It’s dark in here, but I can recognize you by your breath. You’re Oprah Winfrey.

It’s dark in here, but I can recognize you by your breath. You’re Oprah Winfrey.

Rated 1.0

First off, I want to clear up some confusion concerning this film’s title. It incorrectly implies that just one predator is fighting all of the aliens and, damn it, that’s just not true. There are multiple predators in this film, including the hilarious Pred-Alien, a hybrid monster that comes into existence after a predator gets one of those alien face-huggers on his head.

The second thing that needs to be cleared up is the “Requiem” part. That word alone suggests a “classic” conclusion to this brain dead series. It’s a big word that I doubt many characters in the film could even comprehend. There are no Catholic masses or pieces of music written to accompany a classic mass in this film. No aliens or predators can be seen singing their laments in the movie. The word “Requiem” should be stricken from the title. A more suitable title would be Aliens Vs. Predator: Shitty Looking Smackdown That Will Hopefully Mark the Last Chapter In This Sorry Saga.

When I first saw one of the Alien vs. Predator comic books, it struck me as one of the dumbest ideas for a series … ever. Combining these two movie villains makes no sense. They exist in different movie universes, and the movies they occupied had close to nothing in common.

One thing, in a very long list of things that I hate about these movies, is that the dreaded aliens are reduced to pesky, oversized bugs in this series. They can easily be dispatched with swords, guns, apples and acerbic insults. The only things bad about them are that they are ugly, and they spout acid when punctured. Seriously though, it seems that characters can save themselves from the screechy bastards by shooting rubber bands at them.

I also hate that clicking, gargling sound the predators make. It was cool when used minimally in the Predator movies, but now you have that irritating clicking sound constantly going whenever a predator is present.

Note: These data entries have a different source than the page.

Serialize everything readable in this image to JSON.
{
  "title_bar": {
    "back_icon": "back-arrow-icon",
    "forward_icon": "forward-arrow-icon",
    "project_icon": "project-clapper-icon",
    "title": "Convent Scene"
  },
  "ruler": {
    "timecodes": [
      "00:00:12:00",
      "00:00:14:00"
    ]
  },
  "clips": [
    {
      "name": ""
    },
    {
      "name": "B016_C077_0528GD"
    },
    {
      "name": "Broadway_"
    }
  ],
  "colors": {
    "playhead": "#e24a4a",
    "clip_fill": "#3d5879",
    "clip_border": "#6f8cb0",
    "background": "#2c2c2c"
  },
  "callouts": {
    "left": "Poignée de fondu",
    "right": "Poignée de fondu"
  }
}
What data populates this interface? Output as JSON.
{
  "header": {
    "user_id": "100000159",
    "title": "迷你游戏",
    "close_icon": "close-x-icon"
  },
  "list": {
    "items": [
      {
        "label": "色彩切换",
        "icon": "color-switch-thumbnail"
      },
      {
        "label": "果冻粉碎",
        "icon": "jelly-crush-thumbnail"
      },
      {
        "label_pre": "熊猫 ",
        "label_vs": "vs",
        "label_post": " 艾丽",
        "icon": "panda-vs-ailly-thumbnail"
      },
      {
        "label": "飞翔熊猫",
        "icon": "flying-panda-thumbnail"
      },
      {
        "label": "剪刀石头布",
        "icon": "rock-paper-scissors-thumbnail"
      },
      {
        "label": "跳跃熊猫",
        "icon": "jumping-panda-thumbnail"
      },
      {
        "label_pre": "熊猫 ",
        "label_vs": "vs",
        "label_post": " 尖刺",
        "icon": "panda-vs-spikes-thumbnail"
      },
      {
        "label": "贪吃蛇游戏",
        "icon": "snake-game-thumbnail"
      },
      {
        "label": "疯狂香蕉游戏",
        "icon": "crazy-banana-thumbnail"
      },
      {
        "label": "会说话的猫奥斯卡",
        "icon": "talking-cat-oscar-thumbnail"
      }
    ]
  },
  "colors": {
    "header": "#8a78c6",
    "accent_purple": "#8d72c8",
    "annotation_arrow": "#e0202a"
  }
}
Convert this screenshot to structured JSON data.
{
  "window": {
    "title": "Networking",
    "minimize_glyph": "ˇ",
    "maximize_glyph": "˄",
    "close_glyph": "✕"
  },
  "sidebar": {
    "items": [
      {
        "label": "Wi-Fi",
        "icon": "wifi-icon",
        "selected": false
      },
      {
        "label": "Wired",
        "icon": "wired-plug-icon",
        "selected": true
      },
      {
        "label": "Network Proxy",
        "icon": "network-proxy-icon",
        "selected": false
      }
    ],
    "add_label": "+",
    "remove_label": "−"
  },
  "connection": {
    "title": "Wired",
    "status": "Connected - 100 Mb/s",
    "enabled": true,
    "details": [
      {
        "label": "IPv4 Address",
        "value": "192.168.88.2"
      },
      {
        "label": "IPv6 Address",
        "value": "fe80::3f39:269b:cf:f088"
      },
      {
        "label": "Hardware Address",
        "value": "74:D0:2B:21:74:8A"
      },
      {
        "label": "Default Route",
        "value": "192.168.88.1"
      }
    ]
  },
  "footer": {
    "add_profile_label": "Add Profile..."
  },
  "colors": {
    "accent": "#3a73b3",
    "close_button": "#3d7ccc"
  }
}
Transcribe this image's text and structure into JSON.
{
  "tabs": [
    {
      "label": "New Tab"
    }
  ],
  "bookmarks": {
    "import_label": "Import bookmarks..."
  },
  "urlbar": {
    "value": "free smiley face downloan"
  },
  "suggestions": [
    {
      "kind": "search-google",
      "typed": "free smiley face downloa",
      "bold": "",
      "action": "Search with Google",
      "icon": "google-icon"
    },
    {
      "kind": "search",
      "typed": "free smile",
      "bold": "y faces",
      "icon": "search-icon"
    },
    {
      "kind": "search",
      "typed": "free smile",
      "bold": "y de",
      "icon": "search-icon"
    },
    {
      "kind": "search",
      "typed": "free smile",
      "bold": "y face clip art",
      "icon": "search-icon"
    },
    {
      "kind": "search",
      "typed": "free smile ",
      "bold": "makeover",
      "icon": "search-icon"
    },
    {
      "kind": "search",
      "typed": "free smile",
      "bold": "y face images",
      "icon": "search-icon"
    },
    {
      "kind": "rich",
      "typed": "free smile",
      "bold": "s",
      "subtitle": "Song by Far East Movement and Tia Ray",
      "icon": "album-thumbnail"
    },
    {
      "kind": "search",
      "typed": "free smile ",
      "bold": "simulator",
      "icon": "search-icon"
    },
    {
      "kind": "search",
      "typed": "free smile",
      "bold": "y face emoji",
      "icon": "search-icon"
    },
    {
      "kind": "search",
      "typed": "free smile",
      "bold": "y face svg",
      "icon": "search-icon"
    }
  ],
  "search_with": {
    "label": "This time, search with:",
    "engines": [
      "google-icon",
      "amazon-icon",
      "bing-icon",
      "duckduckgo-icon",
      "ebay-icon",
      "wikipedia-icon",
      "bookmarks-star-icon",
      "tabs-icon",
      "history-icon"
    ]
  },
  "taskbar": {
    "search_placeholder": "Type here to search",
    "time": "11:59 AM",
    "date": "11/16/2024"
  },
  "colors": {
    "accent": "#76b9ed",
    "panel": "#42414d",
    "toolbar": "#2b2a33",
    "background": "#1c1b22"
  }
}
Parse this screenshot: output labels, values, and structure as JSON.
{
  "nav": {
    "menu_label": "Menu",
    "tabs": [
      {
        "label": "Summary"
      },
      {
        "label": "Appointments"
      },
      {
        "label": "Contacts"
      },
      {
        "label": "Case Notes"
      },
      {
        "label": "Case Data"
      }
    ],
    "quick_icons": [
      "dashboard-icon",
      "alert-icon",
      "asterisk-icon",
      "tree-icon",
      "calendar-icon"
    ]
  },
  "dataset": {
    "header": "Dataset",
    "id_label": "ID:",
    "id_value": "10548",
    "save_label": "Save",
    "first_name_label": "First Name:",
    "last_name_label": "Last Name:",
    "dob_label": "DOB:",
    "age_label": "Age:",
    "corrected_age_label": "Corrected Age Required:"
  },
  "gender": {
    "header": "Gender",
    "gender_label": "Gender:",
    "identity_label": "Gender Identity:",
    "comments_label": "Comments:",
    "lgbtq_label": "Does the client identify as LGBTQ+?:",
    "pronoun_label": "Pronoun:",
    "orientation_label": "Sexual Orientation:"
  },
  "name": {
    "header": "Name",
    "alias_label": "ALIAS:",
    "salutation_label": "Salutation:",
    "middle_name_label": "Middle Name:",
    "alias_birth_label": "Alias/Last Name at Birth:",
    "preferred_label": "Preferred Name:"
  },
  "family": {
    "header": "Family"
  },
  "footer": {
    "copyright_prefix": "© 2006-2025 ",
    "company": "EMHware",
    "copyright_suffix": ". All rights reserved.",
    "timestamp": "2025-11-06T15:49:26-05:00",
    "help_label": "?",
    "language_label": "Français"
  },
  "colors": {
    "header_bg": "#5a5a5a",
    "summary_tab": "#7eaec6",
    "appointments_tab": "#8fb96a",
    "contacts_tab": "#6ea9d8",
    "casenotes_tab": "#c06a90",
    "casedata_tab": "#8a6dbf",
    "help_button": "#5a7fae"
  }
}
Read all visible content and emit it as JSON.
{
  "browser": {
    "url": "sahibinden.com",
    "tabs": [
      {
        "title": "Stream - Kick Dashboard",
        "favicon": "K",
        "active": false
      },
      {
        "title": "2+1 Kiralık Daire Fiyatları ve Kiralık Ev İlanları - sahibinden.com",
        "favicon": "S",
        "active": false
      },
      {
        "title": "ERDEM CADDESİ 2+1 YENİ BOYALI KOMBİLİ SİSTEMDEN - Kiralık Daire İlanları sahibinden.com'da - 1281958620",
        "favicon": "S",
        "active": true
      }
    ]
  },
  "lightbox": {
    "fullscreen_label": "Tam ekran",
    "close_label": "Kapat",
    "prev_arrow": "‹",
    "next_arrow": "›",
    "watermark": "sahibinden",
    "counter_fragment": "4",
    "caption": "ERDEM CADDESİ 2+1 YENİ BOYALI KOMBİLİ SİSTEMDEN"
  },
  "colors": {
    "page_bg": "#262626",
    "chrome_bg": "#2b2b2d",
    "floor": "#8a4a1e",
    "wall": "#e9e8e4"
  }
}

The premise here has a predator ship infected by aliens crashing, conveniently in a small Colorado town at night (Crashing in Manhattan or Chicago in broad daylight would’ve called for big bucks). Face-huggers immediately implant their seeds in two hunters, chest-bursting baby aliens ensue, and a small fraction of Earth at night has a problem.

A sort of concerned C.S.I. Predator shows up to, I guess, wipe out all evidence of the aliens evil doings on our planet. When it finds chest-bursting victims, it pours a glowing blue solution on them that makes the corpses disappear. However, when the predator kills humans, it still does the hanging-a skinned-body-from-a-tree thing. That’s hardly inconspicuous behavior for a C.S.I. predator sent to our world in order to cover up alien evildoings.

There’s a teen element in this one, as the main protagonist is a sad-sack pizza delivery boy in love with the hottest girl in school. This, of course, attracts blonde bullies with emo haircuts, and I’ve always asserted that blonde bullies with emo haircuts are absolutely essential to Aliens Vs. Predator movies.

It’s fair to say that character development was not at the forefront of directors The Brothers Strause (Yes, that is how they are billed). Before the film’s release, they bragged that this installment would mark a return to the Alien suits of old. Too bad we can’t see these suits because everything is shot in the dark, and they cheat the visuals and action with quick-cut editing.

Stay away from this film if you are a fan of the earlier, stand-alone films and wish to remain afraid of the H.R. Geiger inspired xenophobes. If you so desire to have them reduced to oversized cockroaches, have at it.